Methods: In this retrospective study, we evaluated perioperative fluid data for patients undergoing PD. We compared an optimal benchmark group who were discharged home by postoperative day five (≤5day) to a group of patients with an in hospital recovery greater than ten days (≥10day).

Results: Seventy-six patients who underwent PD between June 2015 and November 2016 were evaluated. The ≤5day group had a significantly lower intraoperative fluid administration (5.4 vs. 6.6 L, p= 0.012), despite similar operative times (447 mins and 476 mins, respectively). POD1 cumulative fluid balance was lower in the ≤5day group compared to the ≥10day group, 7.8L (97 mL/kg) vs. 9.7L (148 mL/kg) (p= 0.002), respectively. As expected, the postoperative complication rate was reduced in the ≤5day group (5% vs. 95%). Complications included pancreatic fistula (40%), delayed gastric emptying (53%), and intra-abdominal infection (16%). The median weight change from baseline to POD5 was -0.2 Kg for the ≤5day group compared to +2.9 Kg for ≥10day group (p= 0.000006).

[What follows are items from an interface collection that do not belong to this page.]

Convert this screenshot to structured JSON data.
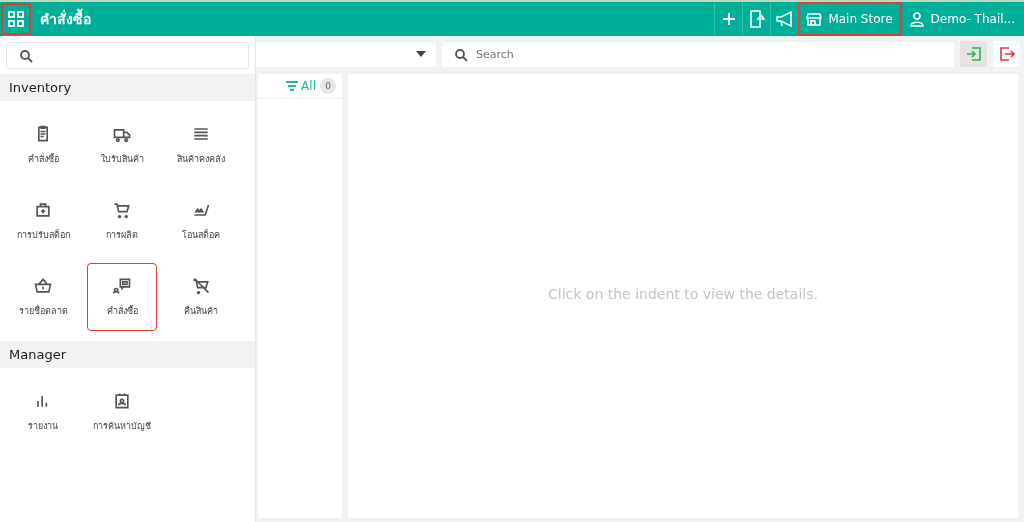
{
  "topbar": {
    "title": "คำสั่งซื้อ",
    "menu_highlighted": true,
    "store": {
      "label": "Main Store",
      "highlighted": true
    },
    "user": {
      "label": "Demo- Thail..."
    }
  },
  "drawer": {
    "sections": [
      {
        "title": "Inventory",
        "items": [
          {
            "label": "คำสั่งซื้อ",
            "highlighted": false
          },
          {
            "label": "ใบรับสินค้า",
            "highlighted": false
          },
          {
            "label": "สินค้าคงคลัง",
            "highlighted": false
          },
          {
            "label": "การปรับสต็อก",
            "highlighted": false
          },
          {
            "label": "การผลิต",
            "highlighted": false
          },
          {
            "label": "โอนสต็อค",
            "highlighted": false
          },
          {
            "label": "รายชื่อตลาด",
            "highlighted": false
          },
          {
            "label": "คำสั่งซื้อ",
            "highlighted": true
          },
          {
            "label": "คืนสินค้า",
            "highlighted": false
          }
        ]
      },
      {
        "title": "Manager",
        "items": [
          {
            "label": "รายงาน",
            "highlighted": false
          },
          {
            "label": "การค้นหาบัญชี",
            "highlighted": false
          }
        ]
      }
    ]
  },
  "toolbar": {
    "search": {
      "placeholder": "Search"
    }
  },
  "list": {
    "filter": {
      "label": "All",
      "count": "0"
    }
  },
  "detail": {
    "message": "Click on the indent to view the details."
  }
}
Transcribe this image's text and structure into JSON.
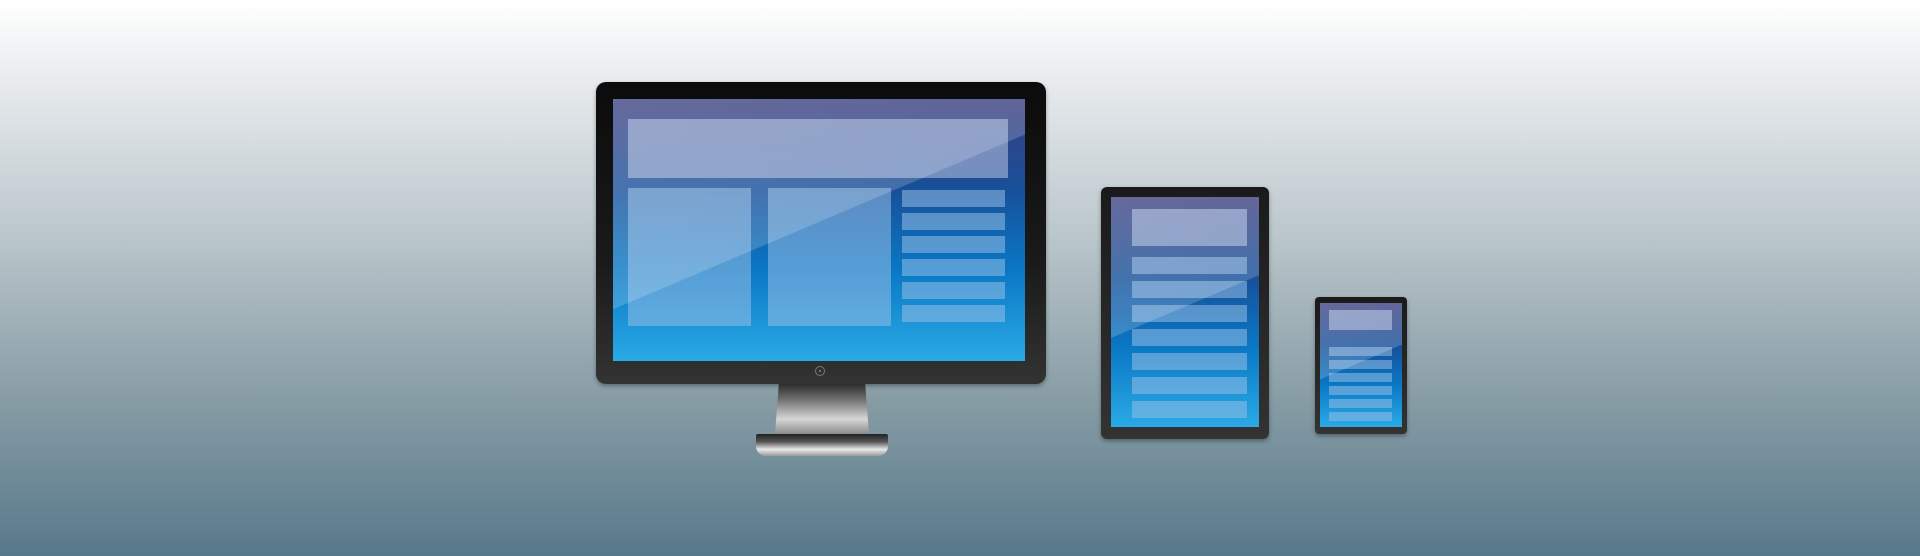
{
  "scene": {
    "description_icons": [
      "monitor-icon",
      "tablet-icon",
      "phone-icon"
    ],
    "colors": {
      "background_top": "#ffffff",
      "background_bottom": "#57788a",
      "bezel": "#111111",
      "screen_top": "#3c3f7f",
      "screen_bottom": "#2aaae6"
    }
  }
}
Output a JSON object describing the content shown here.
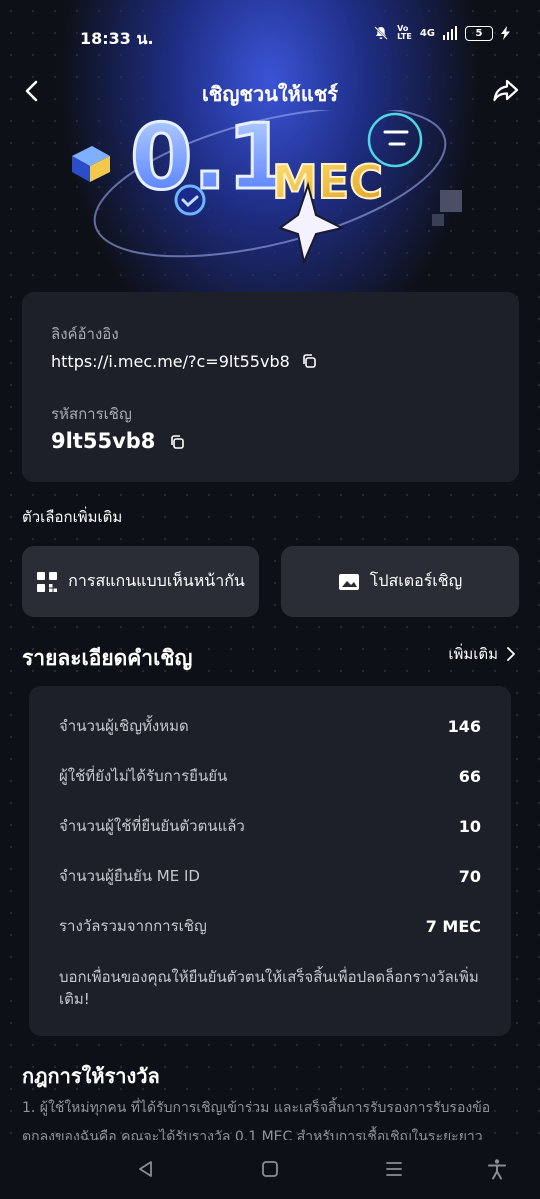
{
  "status_bar": {
    "time": "18:33 น.",
    "network_label": "4G",
    "battery_level": "5"
  },
  "header": {
    "title": "เชิญชวนให้แชร์"
  },
  "hero": {
    "amount_text": "0.1",
    "currency_text": "MEC"
  },
  "referral": {
    "link_label": "ลิงค์อ้างอิง",
    "link_value": "https://i.mec.me/?c=9lt55vb8",
    "code_label": "รหัสการเชิญ",
    "code_value": "9lt55vb8"
  },
  "options": {
    "section_label": "ตัวเลือกเพิ่มเติม",
    "face_to_face_label": "การสแกนแบบเห็นหน้ากัน",
    "poster_label": "โปสเตอร์เชิญ"
  },
  "details": {
    "title": "รายละเอียดคำเชิญ",
    "more_label": "เพิ่มเติม",
    "rows": [
      {
        "label": "จำนวนผู้เชิญทั้งหมด",
        "value": "146"
      },
      {
        "label": "ผู้ใช้ที่ยังไม่ได้รับการยืนยัน",
        "value": "66"
      },
      {
        "label": "จำนวนผู้ใช้ที่ยืนยันตัวตนแล้ว",
        "value": "10"
      },
      {
        "label": "จำนวนผู้ยืนยัน ME ID",
        "value": "70"
      },
      {
        "label": "รางวัลรวมจากการเชิญ",
        "value": "7 MEC"
      }
    ],
    "note": "บอกเพื่อนของคุณให้ยืนยันตัวตนให้เสร็จสิ้นเพื่อปลดล็อกรางวัลเพิ่มเติม!"
  },
  "rules": {
    "title": "กฎการให้รางวัล",
    "text": "1. ผู้ใช้ใหม่ทุกคน ที่ได้รับการเชิญเข้าร่วม และเสร็จสิ้นการรับรองการรับรองข้อตกลงของฉันคือ คุณจะได้รับรางวัล 0.1 MEC สำหรับการเชื้อเชิญในระยะยาว"
  },
  "colors": {
    "background": "#0e1017",
    "card": "#1e2029",
    "button": "#2a2c36",
    "hero_blue": "#3b54d6",
    "accent_yellow": "#f2c94c"
  }
}
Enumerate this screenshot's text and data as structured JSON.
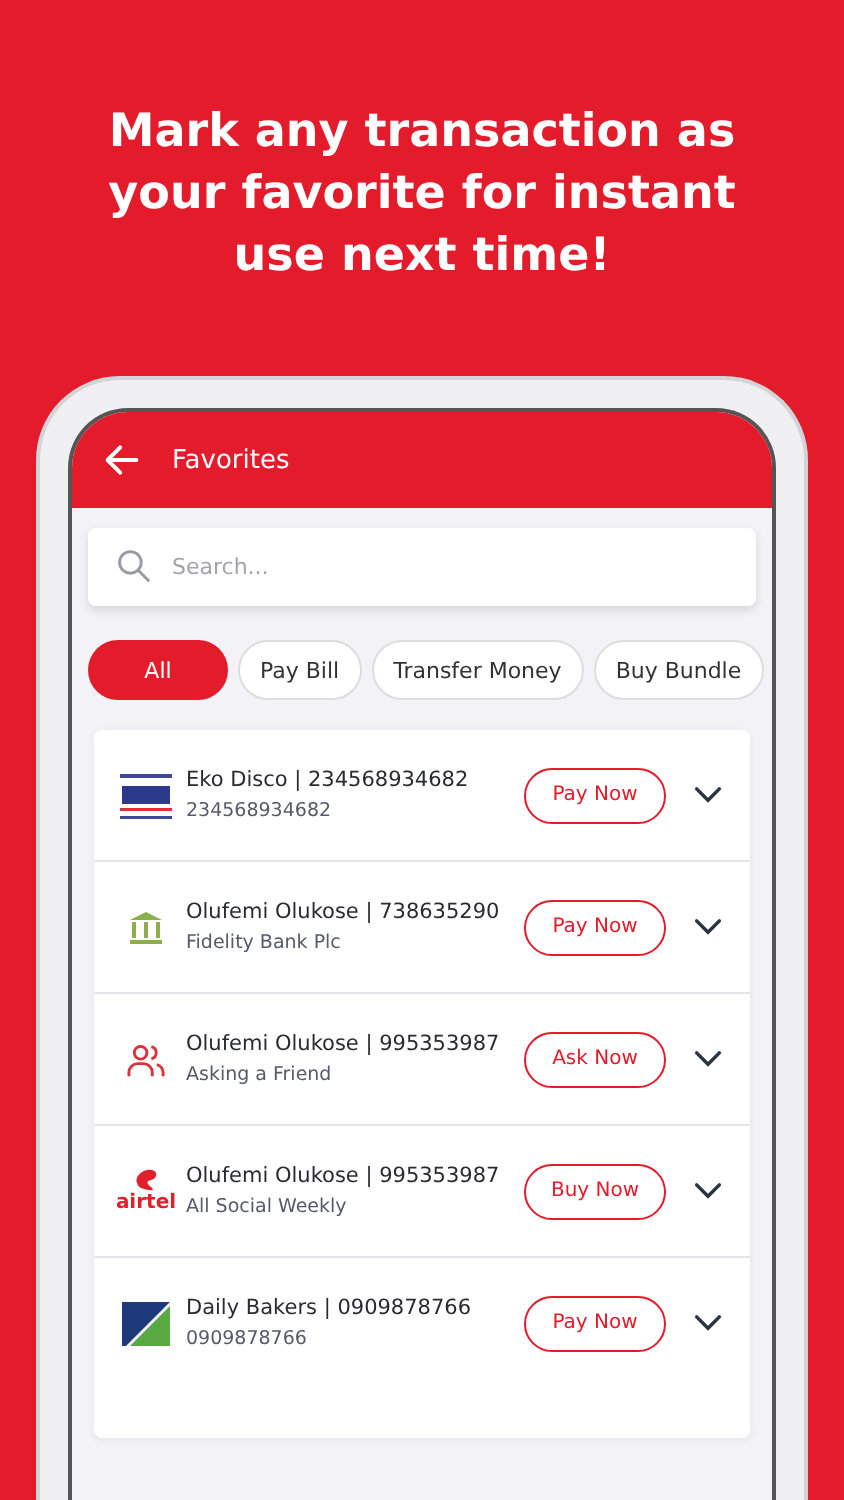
{
  "headline": "Mark any transaction as your favorite for instant use next time!",
  "app_bar": {
    "title": "Favorites"
  },
  "search": {
    "placeholder": "Search..."
  },
  "filters": [
    {
      "label": "All",
      "selected": true
    },
    {
      "label": "Pay Bill",
      "selected": false
    },
    {
      "label": "Transfer Money",
      "selected": false
    },
    {
      "label": "Buy Bundle",
      "selected": false
    }
  ],
  "favorites": [
    {
      "kind": "eko",
      "title": "Eko Disco | 234568934682",
      "subtitle": "234568934682",
      "action": "Pay Now"
    },
    {
      "kind": "bank",
      "title": "Olufemi Olukose | 738635290",
      "subtitle": "Fidelity Bank Plc",
      "action": "Pay Now"
    },
    {
      "kind": "people",
      "title": "Olufemi Olukose | 995353987",
      "subtitle": "Asking a Friend",
      "action": "Ask Now"
    },
    {
      "kind": "airtel",
      "logo_text": "airtel",
      "title": "Olufemi Olukose | 995353987",
      "subtitle": "All Social Weekly",
      "action": "Buy Now"
    },
    {
      "kind": "bakers",
      "title": "Daily Bakers | 0909878766",
      "subtitle": "0909878766",
      "action": "Pay Now"
    }
  ]
}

Conclusions: Patients in the benchmark PD group received less fluid intraoperatively, had a lower cumulative fluid balance by POD1, and were able to return to their preoperative weight by POD5 when compared to ≥10day group. These data offer insights into optimal fluid administration for PD patients.